Description of the task | Where an entry contains a picture, skip the picture and write out everything else exactly.

Information |
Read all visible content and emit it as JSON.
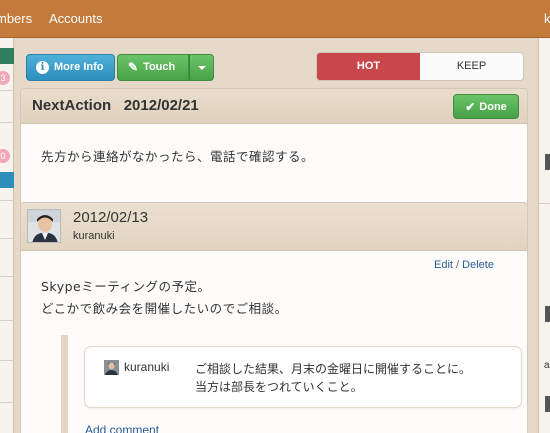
{
  "nav": {
    "members": "mbers",
    "accounts": "Accounts",
    "user": "k"
  },
  "left_panel": {
    "badges": [
      "3",
      "0"
    ]
  },
  "right_panel": {
    "letter": "a"
  },
  "toolbar": {
    "more_info_label": "More Info",
    "touch_label": "Touch",
    "hot_label": "HOT",
    "keep_label": "KEEP"
  },
  "next_action": {
    "title": "NextAction",
    "date": "2012/02/21",
    "done_label": "Done",
    "body": "先方から連絡がなかったら、電話で確認する。"
  },
  "comment": {
    "date": "2012/02/13",
    "user": "kuranuki",
    "edit_label": "Edit",
    "separator": "/",
    "delete_label": "Delete",
    "lines": [
      "Skypeミーティングの予定。",
      "どこかで飲み会を開催したいのでご相談。"
    ],
    "reply": {
      "user": "kuranuki",
      "lines": [
        "ご相談した結果、月末の金曜日に開催することに。",
        "当方は部長をつれていくこと。"
      ]
    },
    "add_comment_label": "Add comment"
  },
  "colors": {
    "nav_bg": "#c37a3a",
    "info_button": "#2e8fbd",
    "success_button": "#48a246",
    "hot_active": "#c9464a",
    "link": "#2a5a98"
  }
}
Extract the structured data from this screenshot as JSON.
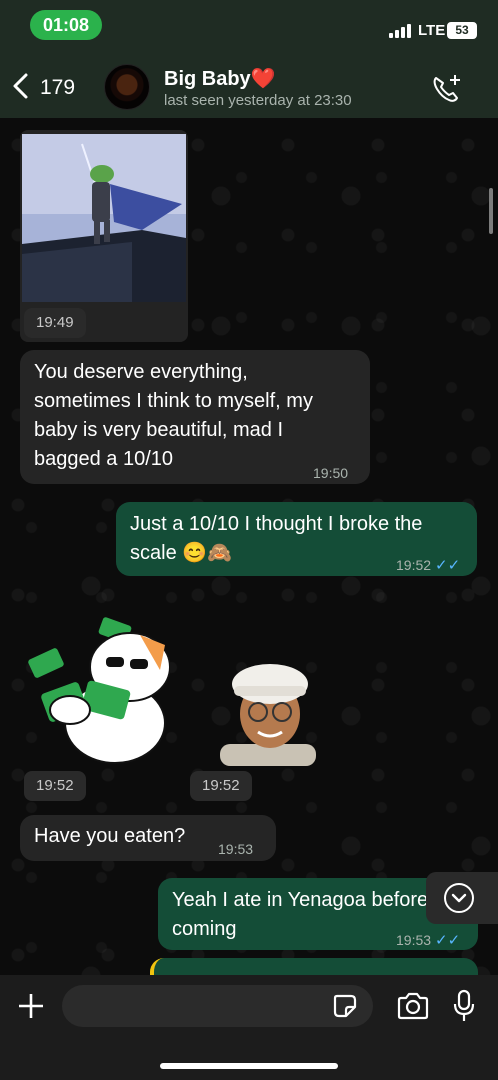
{
  "status_bar": {
    "time": "01:08",
    "network": "LTE",
    "battery": "53"
  },
  "header": {
    "back_count": "179",
    "contact_name": "Big Baby",
    "contact_emoji": "❤️",
    "last_seen": "last seen yesterday at 23:30",
    "icons": {
      "back": "chevron-left-icon",
      "call": "add-call-icon"
    }
  },
  "messages": [
    {
      "type": "image",
      "direction": "incoming",
      "time": "19:49",
      "description_icon": "image"
    },
    {
      "type": "text",
      "direction": "incoming",
      "text": "You deserve everything, sometimes I think to myself, my baby is very beautiful, mad I bagged a 10/10",
      "time": "19:50"
    },
    {
      "type": "text",
      "direction": "outgoing",
      "text": "Just a 10/10 I thought I broke the scale 😊🙈",
      "time": "19:52",
      "status": "read"
    },
    {
      "type": "sticker",
      "direction": "incoming",
      "time": "19:52",
      "icon": "cat-money-sticker"
    },
    {
      "type": "sticker",
      "direction": "incoming",
      "time": "19:52",
      "icon": "avatar-cap-sticker"
    },
    {
      "type": "text",
      "direction": "incoming",
      "text": "Have you eaten?",
      "time": "19:53"
    },
    {
      "type": "text",
      "direction": "outgoing",
      "text": "Yeah I ate in Yenagoa before coming",
      "time": "19:53",
      "status": "read"
    }
  ],
  "input_bar": {
    "placeholder": "",
    "icons": [
      "plus-icon",
      "sticker-icon",
      "camera-icon",
      "mic-icon"
    ]
  },
  "colors": {
    "header_bg": "#1f2c23",
    "incoming_bubble": "#252525",
    "outgoing_bubble": "#144d37",
    "read_ticks": "#58b6ff",
    "time_pill": "#2bb24c"
  }
}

Exercise output |
Read all visible content and emit it as JSON.
{
  "nav": {
    "members": "mbers",
    "accounts": "Accounts",
    "user": "k"
  },
  "left_panel": {
    "badges": [
      "3",
      "0"
    ]
  },
  "right_panel": {
    "letter": "a"
  },
  "toolbar": {
    "more_info_label": "More Info",
    "touch_label": "Touch",
    "hot_label": "HOT",
    "keep_label": "KEEP"
  },
  "next_action": {
    "title": "NextAction",
    "date": "2012/02/21",
    "done_label": "Done",
    "body": "先方から連絡がなかったら、電話で確認する。"
  },
  "comment": {
    "date": "2012/02/13",
    "user": "kuranuki",
    "edit_label": "Edit",
    "separator": "/",
    "delete_label": "Delete",
    "lines": [
      "Skypeミーティングの予定。",
      "どこかで飲み会を開催したいのでご相談。"
    ],
    "reply": {
      "user": "kuranuki",
      "lines": [
        "ご相談した結果、月末の金曜日に開催することに。",
        "当方は部長をつれていくこと。"
      ]
    },
    "add_comment_label": "Add comment"
  },
  "colors": {
    "nav_bg": "#c37a3a",
    "info_button": "#2e8fbd",
    "success_button": "#48a246",
    "hot_active": "#c9464a",
    "link": "#2a5a98"
  }
}
Extract the structured data from this screenshot as JSON.
{
  "status_bar": {
    "time": "01:08",
    "network": "LTE",
    "battery": "53"
  },
  "header": {
    "back_count": "179",
    "contact_name": "Big Baby",
    "contact_emoji": "❤️",
    "last_seen": "last seen yesterday at 23:30",
    "icons": {
      "back": "chevron-left-icon",
      "call": "add-call-icon"
    }
  },
  "messages": [
    {
      "type": "image",
      "direction": "incoming",
      "time": "19:49",
      "description_icon": "image"
    },
    {
      "type": "text",
      "direction": "incoming",
      "text": "You deserve everything, sometimes I think to myself, my baby is very beautiful, mad I bagged a 10/10",
      "time": "19:50"
    },
    {
      "type": "text",
      "direction": "outgoing",
      "text": "Just a 10/10 I thought I broke the scale 😊🙈",
      "time": "19:52",
      "status": "read"
    },
    {
      "type": "sticker",
      "direction": "incoming",
      "time": "19:52",
      "icon": "cat-money-sticker"
    },
    {
      "type": "sticker",
      "direction": "incoming",
      "time": "19:52",
      "icon": "avatar-cap-sticker"
    },
    {
      "type": "text",
      "direction": "incoming",
      "text": "Have you eaten?",
      "time": "19:53"
    },
    {
      "type": "text",
      "direction": "outgoing",
      "text": "Yeah I ate in Yenagoa before coming",
      "time": "19:53",
      "status": "read"
    }
  ],
  "input_bar": {
    "placeholder": "",
    "icons": [
      "plus-icon",
      "sticker-icon",
      "camera-icon",
      "mic-icon"
    ]
  },
  "colors": {
    "header_bg": "#1f2c23",
    "incoming_bubble": "#252525",
    "outgoing_bubble": "#144d37",
    "read_ticks": "#58b6ff",
    "time_pill": "#2bb24c"
  }
}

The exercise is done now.